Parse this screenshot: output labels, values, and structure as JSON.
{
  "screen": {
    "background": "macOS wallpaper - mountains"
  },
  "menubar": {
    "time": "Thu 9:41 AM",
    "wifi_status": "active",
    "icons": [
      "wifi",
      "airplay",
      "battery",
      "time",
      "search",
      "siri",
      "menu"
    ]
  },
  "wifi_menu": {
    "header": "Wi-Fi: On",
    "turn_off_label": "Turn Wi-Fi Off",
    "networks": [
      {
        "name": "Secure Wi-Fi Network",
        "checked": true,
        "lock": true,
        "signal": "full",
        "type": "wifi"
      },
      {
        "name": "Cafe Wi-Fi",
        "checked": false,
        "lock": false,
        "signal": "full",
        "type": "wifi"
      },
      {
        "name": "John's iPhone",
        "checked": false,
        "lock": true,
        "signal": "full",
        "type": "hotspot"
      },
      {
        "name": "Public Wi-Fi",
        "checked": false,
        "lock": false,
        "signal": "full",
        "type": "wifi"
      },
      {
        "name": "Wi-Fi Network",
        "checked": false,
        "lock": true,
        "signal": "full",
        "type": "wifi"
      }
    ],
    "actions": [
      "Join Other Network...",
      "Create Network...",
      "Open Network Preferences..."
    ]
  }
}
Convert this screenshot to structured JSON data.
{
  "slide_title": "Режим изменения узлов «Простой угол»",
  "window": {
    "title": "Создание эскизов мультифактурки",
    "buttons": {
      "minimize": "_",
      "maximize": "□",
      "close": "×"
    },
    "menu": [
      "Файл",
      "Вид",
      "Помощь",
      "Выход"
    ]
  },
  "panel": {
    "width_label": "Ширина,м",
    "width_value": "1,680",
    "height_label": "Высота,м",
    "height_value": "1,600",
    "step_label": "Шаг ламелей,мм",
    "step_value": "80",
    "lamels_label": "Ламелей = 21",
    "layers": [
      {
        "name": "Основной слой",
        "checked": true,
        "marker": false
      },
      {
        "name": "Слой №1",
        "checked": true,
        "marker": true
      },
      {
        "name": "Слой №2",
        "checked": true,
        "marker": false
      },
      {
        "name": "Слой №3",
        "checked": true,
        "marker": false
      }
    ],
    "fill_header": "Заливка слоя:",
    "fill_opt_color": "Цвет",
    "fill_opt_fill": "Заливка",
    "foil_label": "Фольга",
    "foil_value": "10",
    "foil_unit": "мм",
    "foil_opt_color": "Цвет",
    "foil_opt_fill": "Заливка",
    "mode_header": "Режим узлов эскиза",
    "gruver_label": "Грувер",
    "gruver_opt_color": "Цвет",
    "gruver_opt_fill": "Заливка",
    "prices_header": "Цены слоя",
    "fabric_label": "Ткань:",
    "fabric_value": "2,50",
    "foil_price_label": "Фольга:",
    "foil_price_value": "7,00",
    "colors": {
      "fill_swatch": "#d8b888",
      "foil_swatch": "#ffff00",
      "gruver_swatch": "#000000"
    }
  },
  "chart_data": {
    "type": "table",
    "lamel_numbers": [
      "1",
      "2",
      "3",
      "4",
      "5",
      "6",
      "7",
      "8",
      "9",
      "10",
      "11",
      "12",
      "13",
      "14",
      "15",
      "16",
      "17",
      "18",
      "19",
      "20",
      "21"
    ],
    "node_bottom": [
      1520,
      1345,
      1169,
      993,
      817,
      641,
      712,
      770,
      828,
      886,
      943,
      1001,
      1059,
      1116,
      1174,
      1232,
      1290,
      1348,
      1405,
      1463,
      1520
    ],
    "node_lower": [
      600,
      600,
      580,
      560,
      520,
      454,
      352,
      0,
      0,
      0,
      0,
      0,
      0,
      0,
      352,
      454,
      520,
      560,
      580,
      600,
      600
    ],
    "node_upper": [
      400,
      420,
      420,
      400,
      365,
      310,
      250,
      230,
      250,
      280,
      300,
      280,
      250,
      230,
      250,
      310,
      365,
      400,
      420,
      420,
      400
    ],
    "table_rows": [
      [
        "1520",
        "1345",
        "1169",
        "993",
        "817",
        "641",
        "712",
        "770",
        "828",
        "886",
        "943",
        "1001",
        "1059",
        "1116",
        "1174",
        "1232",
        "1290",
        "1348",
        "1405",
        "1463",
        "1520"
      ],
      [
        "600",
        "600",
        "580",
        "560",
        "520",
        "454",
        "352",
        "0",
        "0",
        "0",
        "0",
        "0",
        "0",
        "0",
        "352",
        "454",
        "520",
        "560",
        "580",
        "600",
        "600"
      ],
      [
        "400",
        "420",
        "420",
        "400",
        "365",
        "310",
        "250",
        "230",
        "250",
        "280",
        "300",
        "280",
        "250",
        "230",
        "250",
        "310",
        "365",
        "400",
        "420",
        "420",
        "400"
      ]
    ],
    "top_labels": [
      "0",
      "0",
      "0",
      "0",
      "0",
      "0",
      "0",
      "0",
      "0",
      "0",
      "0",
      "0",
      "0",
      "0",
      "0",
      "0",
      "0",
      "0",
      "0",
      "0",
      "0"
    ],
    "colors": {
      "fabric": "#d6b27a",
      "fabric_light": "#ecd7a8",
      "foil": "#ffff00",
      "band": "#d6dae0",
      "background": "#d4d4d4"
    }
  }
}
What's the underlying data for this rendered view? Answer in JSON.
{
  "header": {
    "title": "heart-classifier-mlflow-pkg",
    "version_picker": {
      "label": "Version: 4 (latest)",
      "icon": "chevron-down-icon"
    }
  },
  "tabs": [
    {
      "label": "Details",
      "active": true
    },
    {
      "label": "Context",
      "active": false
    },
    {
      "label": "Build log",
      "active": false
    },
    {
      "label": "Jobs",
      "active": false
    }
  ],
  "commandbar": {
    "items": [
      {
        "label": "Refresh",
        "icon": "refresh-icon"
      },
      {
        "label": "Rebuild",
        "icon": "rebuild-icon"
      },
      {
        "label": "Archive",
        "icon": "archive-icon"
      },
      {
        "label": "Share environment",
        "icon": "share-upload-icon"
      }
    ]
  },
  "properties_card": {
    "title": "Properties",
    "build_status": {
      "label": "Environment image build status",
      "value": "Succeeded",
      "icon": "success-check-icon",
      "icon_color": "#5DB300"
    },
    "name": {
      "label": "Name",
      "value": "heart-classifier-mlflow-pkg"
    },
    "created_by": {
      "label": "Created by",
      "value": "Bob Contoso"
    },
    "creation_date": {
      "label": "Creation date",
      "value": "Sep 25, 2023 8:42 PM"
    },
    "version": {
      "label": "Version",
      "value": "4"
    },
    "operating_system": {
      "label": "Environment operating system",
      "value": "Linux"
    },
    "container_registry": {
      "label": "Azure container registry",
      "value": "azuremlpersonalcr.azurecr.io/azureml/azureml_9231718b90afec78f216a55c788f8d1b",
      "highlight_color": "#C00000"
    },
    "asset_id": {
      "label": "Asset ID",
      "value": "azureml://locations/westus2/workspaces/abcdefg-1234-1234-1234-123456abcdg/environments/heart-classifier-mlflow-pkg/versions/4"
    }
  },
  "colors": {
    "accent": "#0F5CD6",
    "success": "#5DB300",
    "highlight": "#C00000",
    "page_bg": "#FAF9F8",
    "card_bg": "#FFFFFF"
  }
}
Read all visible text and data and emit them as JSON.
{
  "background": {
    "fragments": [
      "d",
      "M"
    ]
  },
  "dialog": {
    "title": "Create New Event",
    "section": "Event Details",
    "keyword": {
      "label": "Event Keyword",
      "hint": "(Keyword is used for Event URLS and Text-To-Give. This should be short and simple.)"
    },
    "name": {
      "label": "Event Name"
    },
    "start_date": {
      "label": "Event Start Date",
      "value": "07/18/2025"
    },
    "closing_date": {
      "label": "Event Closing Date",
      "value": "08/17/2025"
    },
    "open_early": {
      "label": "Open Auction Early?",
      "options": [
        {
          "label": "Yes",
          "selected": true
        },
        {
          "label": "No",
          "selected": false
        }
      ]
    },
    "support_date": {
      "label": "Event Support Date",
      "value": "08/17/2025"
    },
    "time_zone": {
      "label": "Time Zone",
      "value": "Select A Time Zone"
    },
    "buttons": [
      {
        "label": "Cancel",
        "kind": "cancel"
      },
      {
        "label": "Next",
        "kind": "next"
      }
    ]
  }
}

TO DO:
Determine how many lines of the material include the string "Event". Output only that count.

TASK OUTPUT:
8